> _Work instruction_
The copy has to match the data exactly and leave out every picture.

> _Input records_

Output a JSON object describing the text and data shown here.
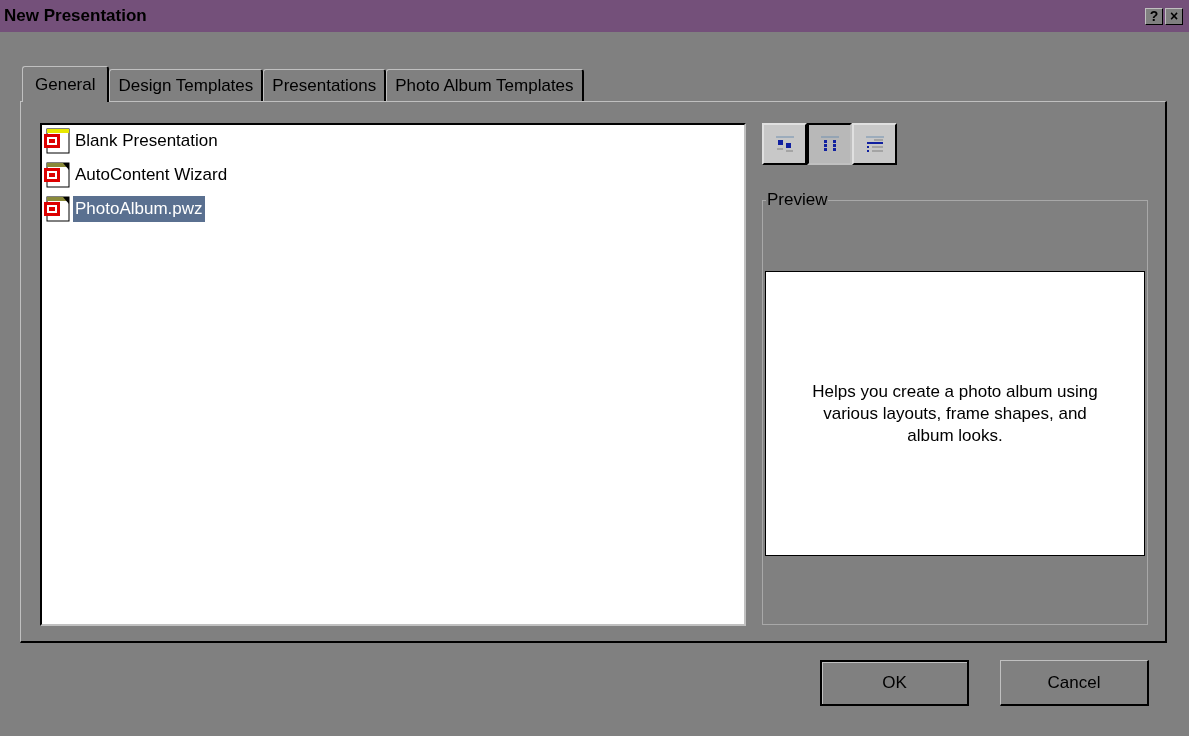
{
  "window": {
    "title": "New Presentation",
    "title_buttons": [
      "?",
      "×"
    ]
  },
  "tabs": [
    {
      "label": "General",
      "selected": true
    },
    {
      "label": "Design Templates",
      "selected": false
    },
    {
      "label": "Presentations",
      "selected": false
    },
    {
      "label": "Photo Album Templates",
      "selected": false
    }
  ],
  "files": [
    {
      "name": "Blank Presentation",
      "kind": "blank",
      "selected": false
    },
    {
      "name": "AutoContent Wizard",
      "kind": "wizard",
      "selected": false
    },
    {
      "name": "PhotoAlbum.pwz",
      "kind": "wizard",
      "selected": true
    }
  ],
  "view_buttons": [
    {
      "kind": "large",
      "selected": false
    },
    {
      "kind": "list",
      "selected": true
    },
    {
      "kind": "details",
      "selected": false
    }
  ],
  "preview": {
    "label": "Preview",
    "description": "Helps you create a photo album using various layouts, frame shapes, and album looks."
  },
  "buttons": [
    {
      "label": "OK",
      "default": true
    },
    {
      "label": "Cancel",
      "default": false
    }
  ]
}
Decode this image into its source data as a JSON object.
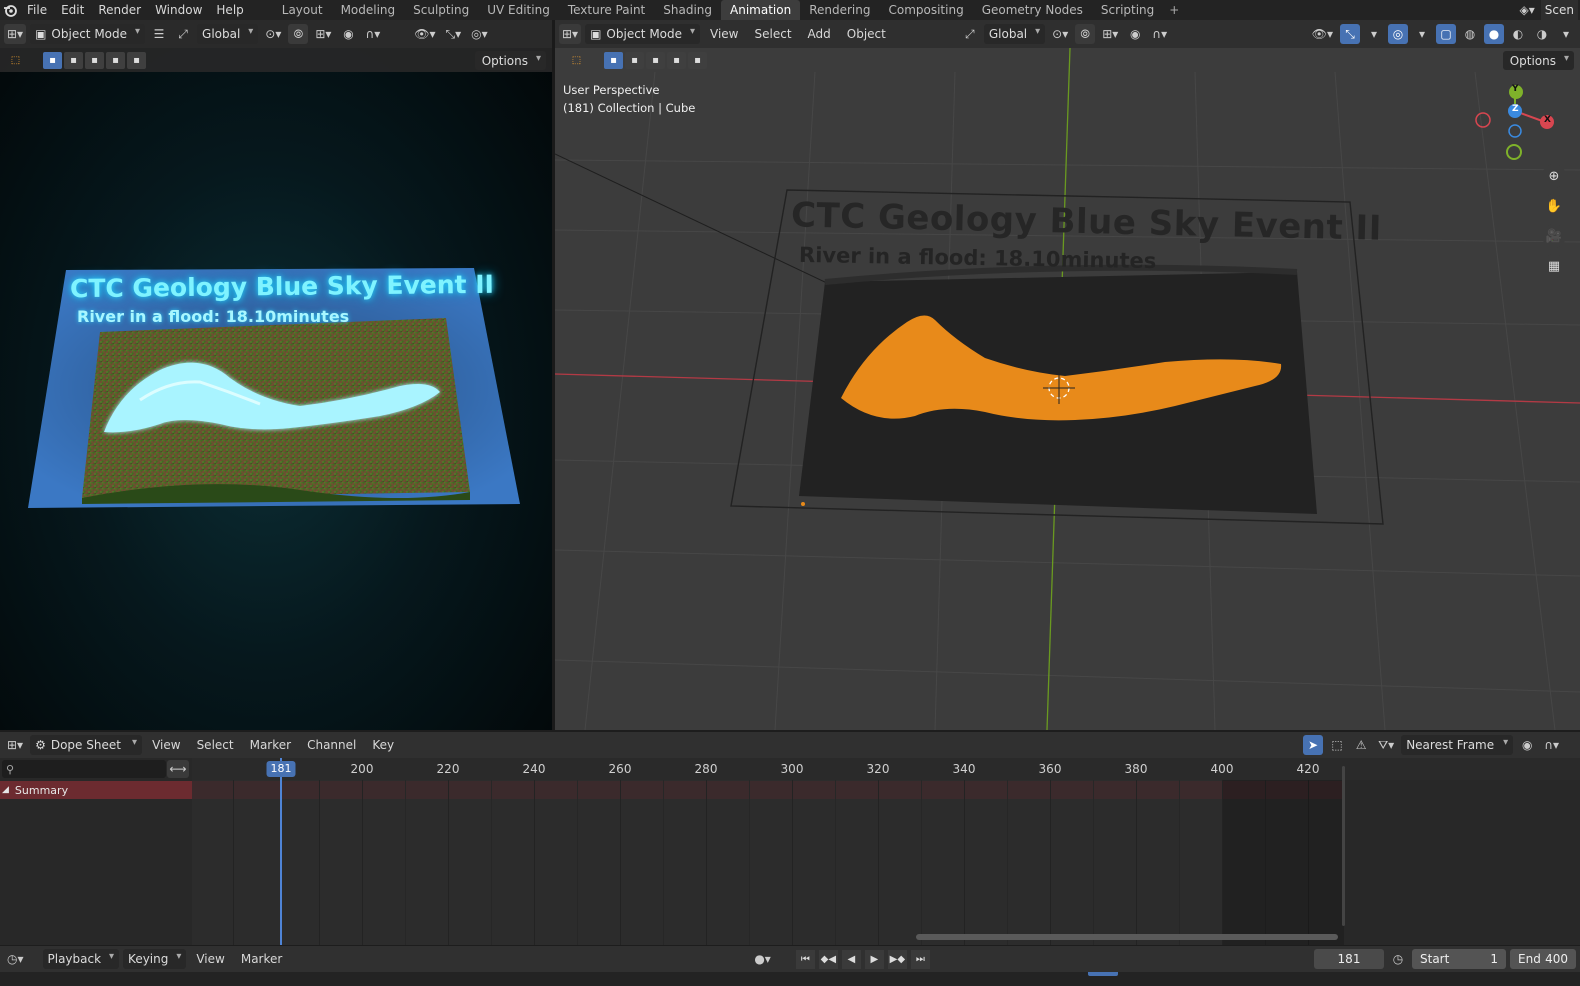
{
  "top_menu": [
    "File",
    "Edit",
    "Render",
    "Window",
    "Help"
  ],
  "workspaces": [
    {
      "label": "Layout",
      "active": false
    },
    {
      "label": "Modeling",
      "active": false
    },
    {
      "label": "Sculpting",
      "active": false
    },
    {
      "label": "UV Editing",
      "active": false
    },
    {
      "label": "Texture Paint",
      "active": false
    },
    {
      "label": "Shading",
      "active": false
    },
    {
      "label": "Animation",
      "active": true
    },
    {
      "label": "Rendering",
      "active": false
    },
    {
      "label": "Compositing",
      "active": false
    },
    {
      "label": "Geometry Nodes",
      "active": false
    },
    {
      "label": "Scripting",
      "active": false
    }
  ],
  "scene_label": "Scen",
  "left_viewport": {
    "mode": "Object Mode",
    "orientation": "Global",
    "options_label": "Options",
    "render_title": "CTC Geology Blue Sky Event II",
    "render_subtitle": "River in a flood: 18.10minutes"
  },
  "right_viewport": {
    "mode": "Object Mode",
    "menus": [
      "View",
      "Select",
      "Add",
      "Object"
    ],
    "orientation": "Global",
    "options_label": "Options",
    "perspective_label": "User Perspective",
    "collection_label": "(181) Collection | Cube",
    "scene_title": "CTC Geology Blue Sky Event II",
    "scene_subtitle": "River in a flood: 18.10minutes",
    "axes": {
      "x": "X",
      "y": "Y",
      "z": "Z"
    }
  },
  "dopesheet": {
    "editor_mode": "Dope Sheet",
    "menus": [
      "View",
      "Select",
      "Marker",
      "Channel",
      "Key"
    ],
    "snapping": "Nearest Frame",
    "summary_label": "Summary",
    "current_frame": "181",
    "ticks": [
      "200",
      "220",
      "240",
      "260",
      "280",
      "300",
      "320",
      "340",
      "360",
      "380",
      "400",
      "420"
    ]
  },
  "timeline": {
    "playback_label": "Playback",
    "keying_label": "Keying",
    "menus": [
      "View",
      "Marker"
    ],
    "current_frame": "181",
    "start_label": "Start",
    "start_value": "1",
    "end_label": "End",
    "end_value": "400"
  },
  "colors": {
    "accent": "#4772b3",
    "selected_orange": "#e88a1a",
    "glow_cyan": "#7ff3ff",
    "summary_red": "#6c2b30"
  }
}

> _Result for this exercise_
Output a JSON object describing the text and data shown here.
{
  "window": {
    "title": "New Presentation",
    "title_buttons": [
      "?",
      "×"
    ]
  },
  "tabs": [
    {
      "label": "General",
      "selected": true
    },
    {
      "label": "Design Templates",
      "selected": false
    },
    {
      "label": "Presentations",
      "selected": false
    },
    {
      "label": "Photo Album Templates",
      "selected": false
    }
  ],
  "files": [
    {
      "name": "Blank Presentation",
      "kind": "blank",
      "selected": false
    },
    {
      "name": "AutoContent Wizard",
      "kind": "wizard",
      "selected": false
    },
    {
      "name": "PhotoAlbum.pwz",
      "kind": "wizard",
      "selected": true
    }
  ],
  "view_buttons": [
    {
      "kind": "large",
      "selected": false
    },
    {
      "kind": "list",
      "selected": true
    },
    {
      "kind": "details",
      "selected": false
    }
  ],
  "preview": {
    "label": "Preview",
    "description": "Helps you create a photo album using various layouts, frame shapes, and album looks."
  },
  "buttons": [
    {
      "label": "OK",
      "default": true
    },
    {
      "label": "Cancel",
      "default": false
    }
  ]
}
Decode this image into its source data as a JSON object.
{
  "top_menu": [
    "File",
    "Edit",
    "Render",
    "Window",
    "Help"
  ],
  "workspaces": [
    {
      "label": "Layout",
      "active": false
    },
    {
      "label": "Modeling",
      "active": false
    },
    {
      "label": "Sculpting",
      "active": false
    },
    {
      "label": "UV Editing",
      "active": false
    },
    {
      "label": "Texture Paint",
      "active": false
    },
    {
      "label": "Shading",
      "active": false
    },
    {
      "label": "Animation",
      "active": true
    },
    {
      "label": "Rendering",
      "active": false
    },
    {
      "label": "Compositing",
      "active": false
    },
    {
      "label": "Geometry Nodes",
      "active": false
    },
    {
      "label": "Scripting",
      "active": false
    }
  ],
  "scene_label": "Scen",
  "left_viewport": {
    "mode": "Object Mode",
    "orientation": "Global",
    "options_label": "Options",
    "render_title": "CTC Geology Blue Sky Event II",
    "render_subtitle": "River in a flood: 18.10minutes"
  },
  "right_viewport": {
    "mode": "Object Mode",
    "menus": [
      "View",
      "Select",
      "Add",
      "Object"
    ],
    "orientation": "Global",
    "options_label": "Options",
    "perspective_label": "User Perspective",
    "collection_label": "(181) Collection | Cube",
    "scene_title": "CTC Geology Blue Sky Event II",
    "scene_subtitle": "River in a flood: 18.10minutes",
    "axes": {
      "x": "X",
      "y": "Y",
      "z": "Z"
    }
  },
  "dopesheet": {
    "editor_mode": "Dope Sheet",
    "menus": [
      "View",
      "Select",
      "Marker",
      "Channel",
      "Key"
    ],
    "snapping": "Nearest Frame",
    "summary_label": "Summary",
    "current_frame": "181",
    "ticks": [
      "200",
      "220",
      "240",
      "260",
      "280",
      "300",
      "320",
      "340",
      "360",
      "380",
      "400",
      "420"
    ]
  },
  "timeline": {
    "playback_label": "Playback",
    "keying_label": "Keying",
    "menus": [
      "View",
      "Marker"
    ],
    "current_frame": "181",
    "start_label": "Start",
    "start_value": "1",
    "end_label": "End",
    "end_value": "400"
  },
  "colors": {
    "accent": "#4772b3",
    "selected_orange": "#e88a1a",
    "glow_cyan": "#7ff3ff",
    "summary_red": "#6c2b30"
  }
}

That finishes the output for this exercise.